*** Opening of EXERCISE DATA ***

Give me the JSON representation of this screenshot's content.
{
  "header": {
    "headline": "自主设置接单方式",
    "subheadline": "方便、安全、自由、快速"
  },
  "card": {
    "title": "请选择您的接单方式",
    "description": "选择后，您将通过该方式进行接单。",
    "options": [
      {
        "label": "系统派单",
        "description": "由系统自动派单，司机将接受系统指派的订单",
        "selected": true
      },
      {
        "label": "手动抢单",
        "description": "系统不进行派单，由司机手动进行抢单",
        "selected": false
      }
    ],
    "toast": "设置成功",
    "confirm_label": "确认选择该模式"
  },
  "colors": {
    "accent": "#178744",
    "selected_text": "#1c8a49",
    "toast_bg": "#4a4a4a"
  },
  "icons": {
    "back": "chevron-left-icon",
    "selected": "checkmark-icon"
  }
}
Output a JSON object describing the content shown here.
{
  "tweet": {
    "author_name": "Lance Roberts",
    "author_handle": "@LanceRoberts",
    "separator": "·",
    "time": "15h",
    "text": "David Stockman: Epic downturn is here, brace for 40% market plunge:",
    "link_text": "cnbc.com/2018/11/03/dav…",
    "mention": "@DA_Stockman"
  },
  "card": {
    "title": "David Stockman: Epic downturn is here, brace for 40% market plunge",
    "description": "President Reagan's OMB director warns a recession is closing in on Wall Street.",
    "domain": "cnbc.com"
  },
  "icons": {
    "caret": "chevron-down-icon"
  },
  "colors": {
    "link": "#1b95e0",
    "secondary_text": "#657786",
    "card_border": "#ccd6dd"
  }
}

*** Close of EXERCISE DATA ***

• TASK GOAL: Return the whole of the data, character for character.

• RESULT BELOW:
Give me the JSON representation of this screenshot's content.
{
  "header": {
    "headline": "自主设置接单方式",
    "subheadline": "方便、安全、自由、快速"
  },
  "card": {
    "title": "请选择您的接单方式",
    "description": "选择后，您将通过该方式进行接单。",
    "options": [
      {
        "label": "系统派单",
        "description": "由系统自动派单，司机将接受系统指派的订单",
        "selected": true
      },
      {
        "label": "手动抢单",
        "description": "系统不进行派单，由司机手动进行抢单",
        "selected": false
      }
    ],
    "toast": "设置成功",
    "confirm_label": "确认选择该模式"
  },
  "colors": {
    "accent": "#178744",
    "selected_text": "#1c8a49",
    "toast_bg": "#4a4a4a"
  },
  "icons": {
    "back": "chevron-left-icon",
    "selected": "checkmark-icon"
  }
}
Output a JSON object describing the content shown here.
{
  "tweet": {
    "author_name": "Lance Roberts",
    "author_handle": "@LanceRoberts",
    "separator": "·",
    "time": "15h",
    "text": "David Stockman: Epic downturn is here, brace for 40% market plunge:",
    "link_text": "cnbc.com/2018/11/03/dav…",
    "mention": "@DA_Stockman"
  },
  "card": {
    "title": "David Stockman: Epic downturn is here, brace for 40% market plunge",
    "description": "President Reagan's OMB director warns a recession is closing in on Wall Street.",
    "domain": "cnbc.com"
  },
  "icons": {
    "caret": "chevron-down-icon"
  },
  "colors": {
    "link": "#1b95e0",
    "secondary_text": "#657786",
    "card_border": "#ccd6dd"
  }
}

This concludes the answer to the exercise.